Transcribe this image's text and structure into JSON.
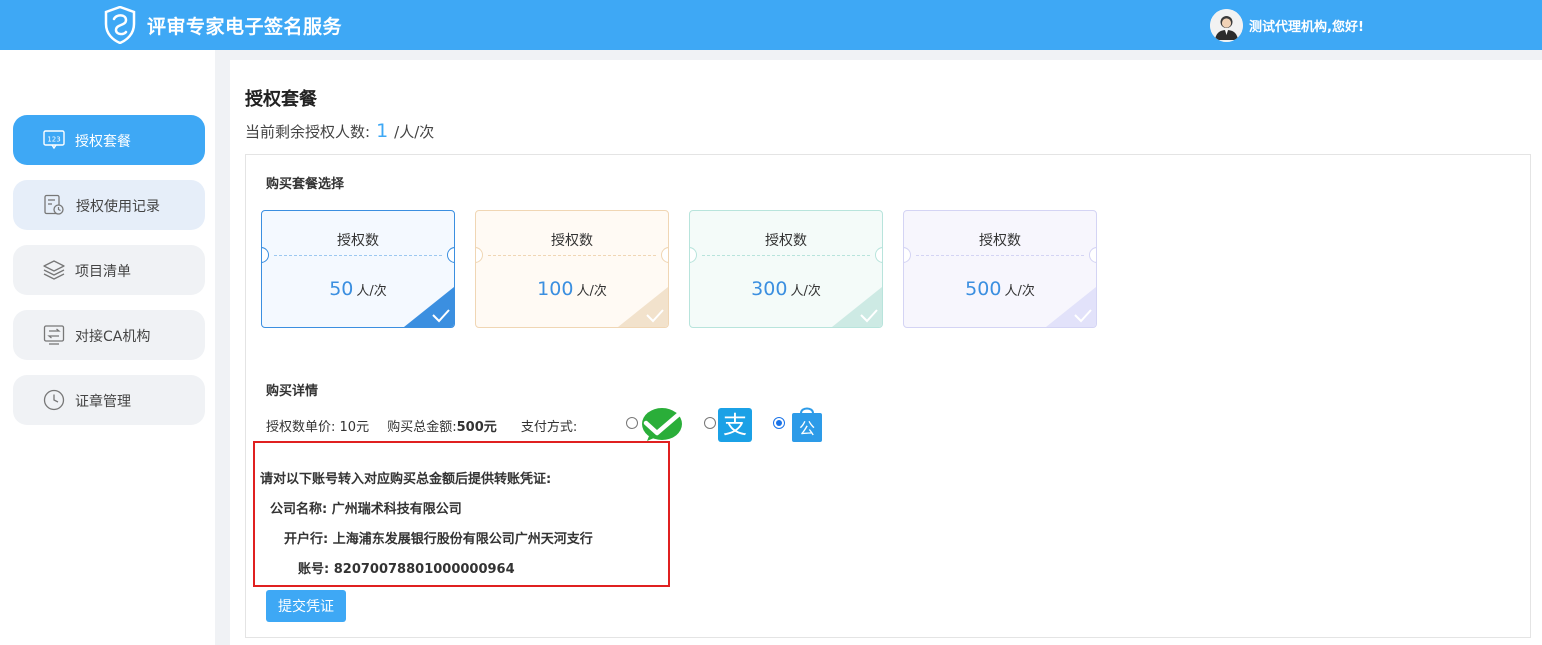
{
  "header": {
    "title": "评审专家电子签名服务",
    "greeting": "测试代理机构,您好!"
  },
  "sidebar": {
    "items": [
      {
        "label": "授权套餐",
        "icon": "badge-123-icon",
        "active": true
      },
      {
        "label": "授权使用记录",
        "icon": "record-icon"
      },
      {
        "label": "项目清单",
        "icon": "layers-icon"
      },
      {
        "label": "对接CA机构",
        "icon": "exchange-icon"
      },
      {
        "label": "证章管理",
        "icon": "clock-icon"
      }
    ]
  },
  "main": {
    "title": "授权套餐",
    "remain_label": "当前剩余授权人数:",
    "remain_value": "1",
    "remain_unit": "/人/次",
    "package_section_title": "购买套餐选择",
    "packages": [
      {
        "label": "授权数",
        "value": "50",
        "unit": "人/次",
        "selected": true,
        "color": "#3b8fe0"
      },
      {
        "label": "授权数",
        "value": "100",
        "unit": "人/次",
        "color": "#f0d6b4"
      },
      {
        "label": "授权数",
        "value": "300",
        "unit": "人/次",
        "color": "#b8e4dc"
      },
      {
        "label": "授权数",
        "value": "500",
        "unit": "人/次",
        "color": "#d4d4f4"
      }
    ],
    "detail_section_title": "购买详情",
    "unit_price_label": "授权数单价:",
    "unit_price": "10元",
    "total_label": "购买总金额:",
    "total": "500元",
    "pay_method_label": "支付方式:",
    "pay_methods": [
      {
        "icon": "wechat-pay-icon"
      },
      {
        "icon": "alipay-icon",
        "glyph": "支"
      },
      {
        "icon": "corporate-transfer-icon",
        "glyph": "公",
        "selected": true
      }
    ],
    "bank": {
      "instruction": "请对以下账号转入对应购买总金额后提供转账凭证:",
      "company_label": "公司名称:",
      "company": "广州瑞术科技有限公司",
      "bank_label": "开户行:",
      "bank": "上海浦东发展银行股份有限公司广州天河支行",
      "account_label": "账号:",
      "account": "82070078801000000964"
    },
    "submit_label": "提交凭证"
  }
}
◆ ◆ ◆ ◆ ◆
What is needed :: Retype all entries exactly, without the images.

The answer ::
Transcribe this image's text and structure into JSON.
{
  "header": {
    "title": "评审专家电子签名服务",
    "greeting": "测试代理机构,您好!"
  },
  "sidebar": {
    "items": [
      {
        "label": "授权套餐",
        "icon": "badge-123-icon",
        "active": true
      },
      {
        "label": "授权使用记录",
        "icon": "record-icon"
      },
      {
        "label": "项目清单",
        "icon": "layers-icon"
      },
      {
        "label": "对接CA机构",
        "icon": "exchange-icon"
      },
      {
        "label": "证章管理",
        "icon": "clock-icon"
      }
    ]
  },
  "main": {
    "title": "授权套餐",
    "remain_label": "当前剩余授权人数:",
    "remain_value": "1",
    "remain_unit": "/人/次",
    "package_section_title": "购买套餐选择",
    "packages": [
      {
        "label": "授权数",
        "value": "50",
        "unit": "人/次",
        "selected": true,
        "color": "#3b8fe0"
      },
      {
        "label": "授权数",
        "value": "100",
        "unit": "人/次",
        "color": "#f0d6b4"
      },
      {
        "label": "授权数",
        "value": "300",
        "unit": "人/次",
        "color": "#b8e4dc"
      },
      {
        "label": "授权数",
        "value": "500",
        "unit": "人/次",
        "color": "#d4d4f4"
      }
    ],
    "detail_section_title": "购买详情",
    "unit_price_label": "授权数单价:",
    "unit_price": "10元",
    "total_label": "购买总金额:",
    "total": "500元",
    "pay_method_label": "支付方式:",
    "pay_methods": [
      {
        "icon": "wechat-pay-icon"
      },
      {
        "icon": "alipay-icon",
        "glyph": "支"
      },
      {
        "icon": "corporate-transfer-icon",
        "glyph": "公",
        "selected": true
      }
    ],
    "bank": {
      "instruction": "请对以下账号转入对应购买总金额后提供转账凭证:",
      "company_label": "公司名称:",
      "company": "广州瑞术科技有限公司",
      "bank_label": "开户行:",
      "bank": "上海浦东发展银行股份有限公司广州天河支行",
      "account_label": "账号:",
      "account": "82070078801000000964"
    },
    "submit_label": "提交凭证"
  }
}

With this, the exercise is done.